Take every line of the material and reproduce it exactly.
BEGIN
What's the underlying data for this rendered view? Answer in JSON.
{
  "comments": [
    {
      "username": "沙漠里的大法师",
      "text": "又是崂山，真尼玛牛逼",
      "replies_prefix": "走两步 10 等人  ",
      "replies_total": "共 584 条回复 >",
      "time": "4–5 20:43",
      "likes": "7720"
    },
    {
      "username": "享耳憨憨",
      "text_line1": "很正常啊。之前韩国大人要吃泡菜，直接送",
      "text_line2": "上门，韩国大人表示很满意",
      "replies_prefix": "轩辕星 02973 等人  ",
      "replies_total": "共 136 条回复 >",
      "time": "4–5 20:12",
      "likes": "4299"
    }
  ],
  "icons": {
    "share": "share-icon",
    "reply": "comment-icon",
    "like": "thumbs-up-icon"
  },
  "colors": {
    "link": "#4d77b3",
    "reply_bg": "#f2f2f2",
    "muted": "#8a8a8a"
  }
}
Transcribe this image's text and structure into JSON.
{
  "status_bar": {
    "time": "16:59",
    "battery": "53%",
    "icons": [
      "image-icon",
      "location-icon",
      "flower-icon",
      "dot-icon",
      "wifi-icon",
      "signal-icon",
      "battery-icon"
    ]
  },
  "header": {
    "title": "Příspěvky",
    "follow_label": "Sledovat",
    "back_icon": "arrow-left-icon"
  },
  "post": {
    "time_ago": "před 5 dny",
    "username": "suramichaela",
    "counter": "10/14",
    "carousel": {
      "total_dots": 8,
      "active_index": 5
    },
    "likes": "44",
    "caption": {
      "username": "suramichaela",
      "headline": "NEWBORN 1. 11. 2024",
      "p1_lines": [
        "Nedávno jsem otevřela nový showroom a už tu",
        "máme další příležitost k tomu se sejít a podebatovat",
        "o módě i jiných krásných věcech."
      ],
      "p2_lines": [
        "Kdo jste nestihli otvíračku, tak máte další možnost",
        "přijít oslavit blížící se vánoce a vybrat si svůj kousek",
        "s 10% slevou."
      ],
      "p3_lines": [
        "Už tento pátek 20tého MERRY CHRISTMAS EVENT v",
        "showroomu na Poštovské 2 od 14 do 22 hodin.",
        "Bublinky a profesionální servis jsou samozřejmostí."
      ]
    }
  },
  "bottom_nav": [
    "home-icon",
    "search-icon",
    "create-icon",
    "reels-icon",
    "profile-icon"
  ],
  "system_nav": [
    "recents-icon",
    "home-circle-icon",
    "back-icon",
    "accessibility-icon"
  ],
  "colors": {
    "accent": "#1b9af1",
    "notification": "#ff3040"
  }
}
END
- _SOLUTION_
What's the underlying data for this rendered view? Answer in JSON.
{
  "comments": [
    {
      "username": "沙漠里的大法师",
      "text": "又是崂山，真尼玛牛逼",
      "replies_prefix": "走两步 10 等人  ",
      "replies_total": "共 584 条回复 >",
      "time": "4–5 20:43",
      "likes": "7720"
    },
    {
      "username": "享耳憨憨",
      "text_line1": "很正常啊。之前韩国大人要吃泡菜，直接送",
      "text_line2": "上门，韩国大人表示很满意",
      "replies_prefix": "轩辕星 02973 等人  ",
      "replies_total": "共 136 条回复 >",
      "time": "4–5 20:12",
      "likes": "4299"
    }
  ],
  "icons": {
    "share": "share-icon",
    "reply": "comment-icon",
    "like": "thumbs-up-icon"
  },
  "colors": {
    "link": "#4d77b3",
    "reply_bg": "#f2f2f2",
    "muted": "#8a8a8a"
  }
}
Transcribe this image's text and structure into JSON.
{
  "status_bar": {
    "time": "16:59",
    "battery": "53%",
    "icons": [
      "image-icon",
      "location-icon",
      "flower-icon",
      "dot-icon",
      "wifi-icon",
      "signal-icon",
      "battery-icon"
    ]
  },
  "header": {
    "title": "Příspěvky",
    "follow_label": "Sledovat",
    "back_icon": "arrow-left-icon"
  },
  "post": {
    "time_ago": "před 5 dny",
    "username": "suramichaela",
    "counter": "10/14",
    "carousel": {
      "total_dots": 8,
      "active_index": 5
    },
    "likes": "44",
    "caption": {
      "username": "suramichaela",
      "headline": "NEWBORN 1. 11. 2024",
      "p1_lines": [
        "Nedávno jsem otevřela nový showroom a už tu",
        "máme další příležitost k tomu se sejít a podebatovat",
        "o módě i jiných krásných věcech."
      ],
      "p2_lines": [
        "Kdo jste nestihli otvíračku, tak máte další možnost",
        "přijít oslavit blížící se vánoce a vybrat si svůj kousek",
        "s 10% slevou."
      ],
      "p3_lines": [
        "Už tento pátek 20tého MERRY CHRISTMAS EVENT v",
        "showroomu na Poštovské 2 od 14 do 22 hodin.",
        "Bublinky a profesionální servis jsou samozřejmostí."
      ]
    }
  },
  "bottom_nav": [
    "home-icon",
    "search-icon",
    "create-icon",
    "reels-icon",
    "profile-icon"
  ],
  "system_nav": [
    "recents-icon",
    "home-circle-icon",
    "back-icon",
    "accessibility-icon"
  ],
  "colors": {
    "accent": "#1b9af1",
    "notification": "#ff3040"
  }
}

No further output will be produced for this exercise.